───── RECORD SET ─────

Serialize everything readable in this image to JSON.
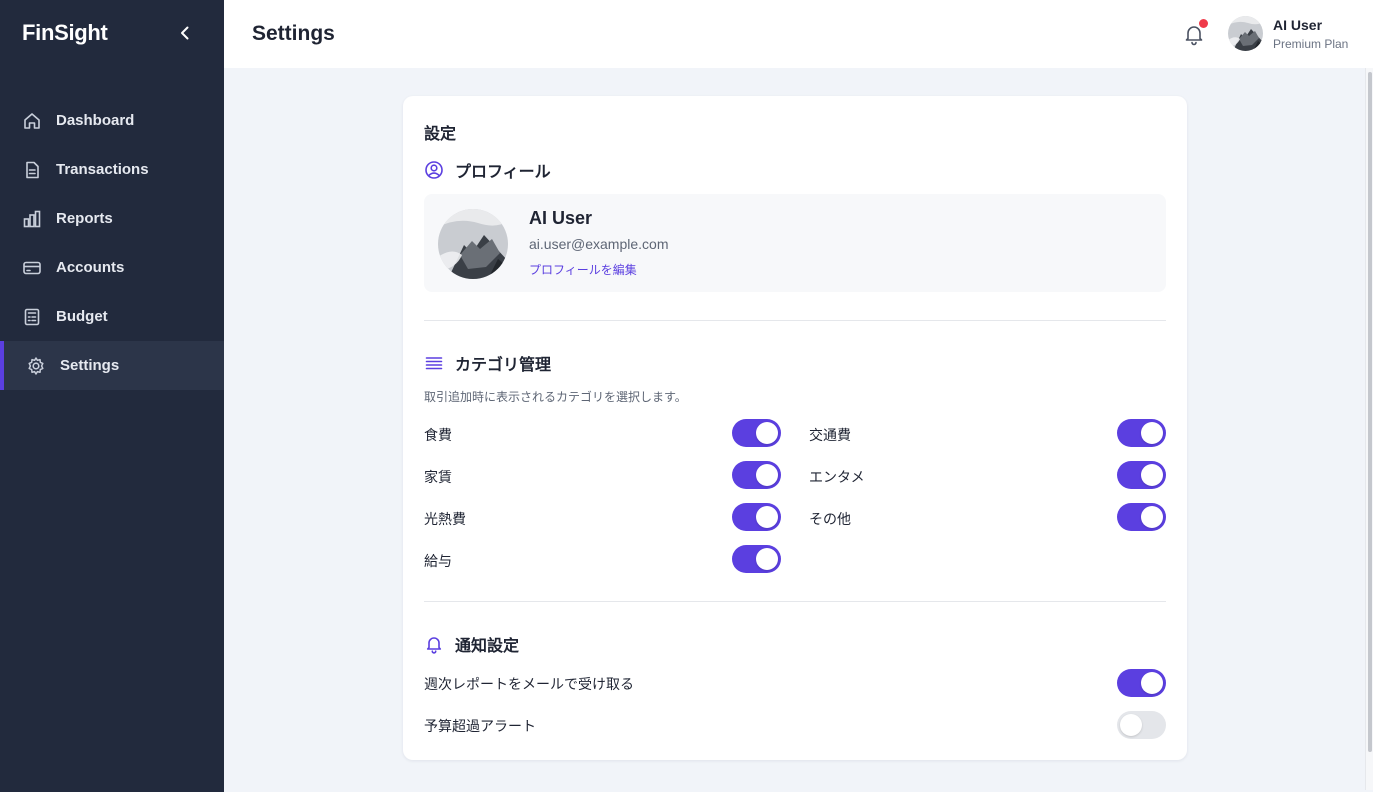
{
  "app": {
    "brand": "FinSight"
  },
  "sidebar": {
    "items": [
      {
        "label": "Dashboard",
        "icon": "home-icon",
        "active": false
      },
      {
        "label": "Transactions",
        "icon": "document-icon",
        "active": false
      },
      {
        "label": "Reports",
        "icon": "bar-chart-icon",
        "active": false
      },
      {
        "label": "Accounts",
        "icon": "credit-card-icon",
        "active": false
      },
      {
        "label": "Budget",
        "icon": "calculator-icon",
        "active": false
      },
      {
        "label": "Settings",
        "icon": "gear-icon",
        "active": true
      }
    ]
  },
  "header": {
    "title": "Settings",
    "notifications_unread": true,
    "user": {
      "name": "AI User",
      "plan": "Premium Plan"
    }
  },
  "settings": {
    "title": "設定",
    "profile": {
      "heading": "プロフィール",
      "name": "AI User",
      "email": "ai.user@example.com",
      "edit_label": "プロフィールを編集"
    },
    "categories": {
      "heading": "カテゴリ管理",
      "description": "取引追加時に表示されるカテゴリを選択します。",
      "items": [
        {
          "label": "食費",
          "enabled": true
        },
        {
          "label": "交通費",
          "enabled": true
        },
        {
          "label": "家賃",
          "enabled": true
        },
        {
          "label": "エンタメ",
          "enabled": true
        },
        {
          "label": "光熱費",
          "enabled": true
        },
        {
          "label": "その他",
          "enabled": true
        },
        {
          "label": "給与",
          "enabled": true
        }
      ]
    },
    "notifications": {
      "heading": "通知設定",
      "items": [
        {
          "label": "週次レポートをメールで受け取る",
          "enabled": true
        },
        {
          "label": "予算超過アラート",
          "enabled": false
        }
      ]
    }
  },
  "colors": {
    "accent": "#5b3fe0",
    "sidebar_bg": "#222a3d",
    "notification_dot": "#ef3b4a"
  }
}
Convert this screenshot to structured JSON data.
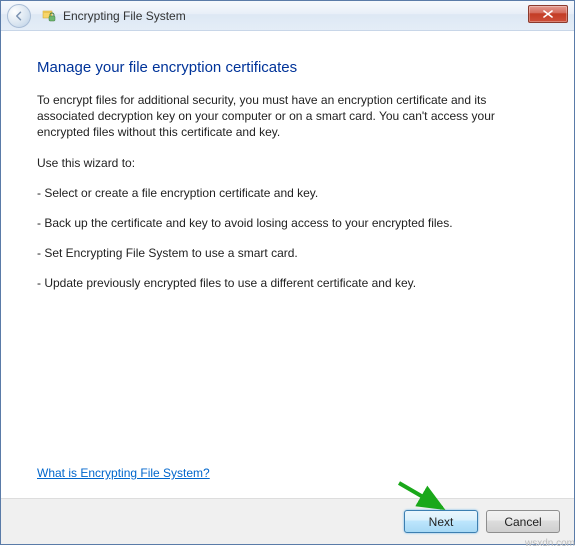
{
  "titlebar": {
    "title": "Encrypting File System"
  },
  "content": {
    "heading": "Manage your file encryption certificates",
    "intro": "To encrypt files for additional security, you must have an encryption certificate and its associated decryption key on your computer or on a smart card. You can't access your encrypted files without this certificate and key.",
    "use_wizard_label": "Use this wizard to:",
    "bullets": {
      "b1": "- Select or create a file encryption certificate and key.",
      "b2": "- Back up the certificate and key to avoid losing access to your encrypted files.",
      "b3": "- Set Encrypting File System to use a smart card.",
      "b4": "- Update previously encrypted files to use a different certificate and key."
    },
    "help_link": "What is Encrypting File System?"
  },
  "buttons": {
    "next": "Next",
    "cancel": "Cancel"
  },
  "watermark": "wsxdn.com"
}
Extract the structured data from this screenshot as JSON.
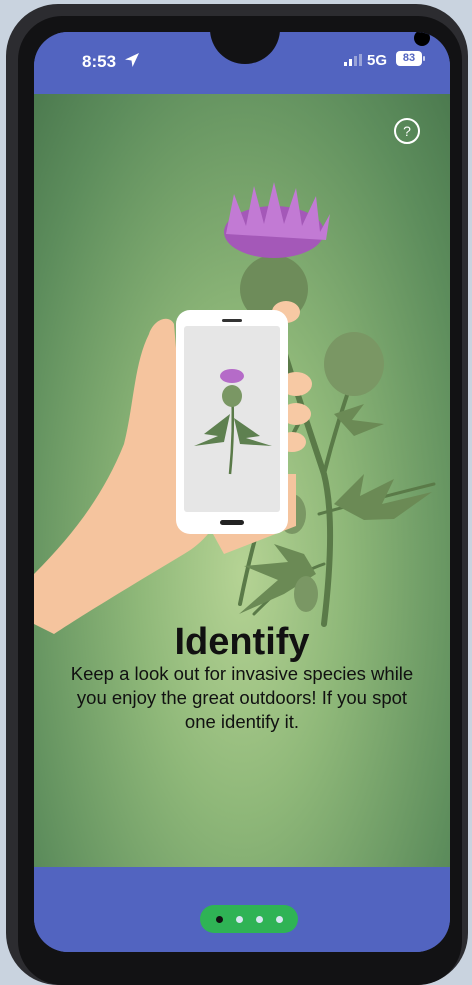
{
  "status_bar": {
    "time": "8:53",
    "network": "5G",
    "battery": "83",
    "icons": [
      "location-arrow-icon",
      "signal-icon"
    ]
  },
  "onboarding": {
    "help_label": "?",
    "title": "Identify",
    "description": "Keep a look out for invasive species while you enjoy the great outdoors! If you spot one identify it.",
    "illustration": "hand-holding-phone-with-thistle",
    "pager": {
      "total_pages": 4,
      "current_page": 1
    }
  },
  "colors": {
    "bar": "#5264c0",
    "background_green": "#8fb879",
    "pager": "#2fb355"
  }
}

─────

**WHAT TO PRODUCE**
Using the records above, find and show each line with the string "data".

**RESPONSE TO THIS EXERCISE**
Convert this screenshot to structured JSON data.
Extract the structured data from this screenshot as JSON.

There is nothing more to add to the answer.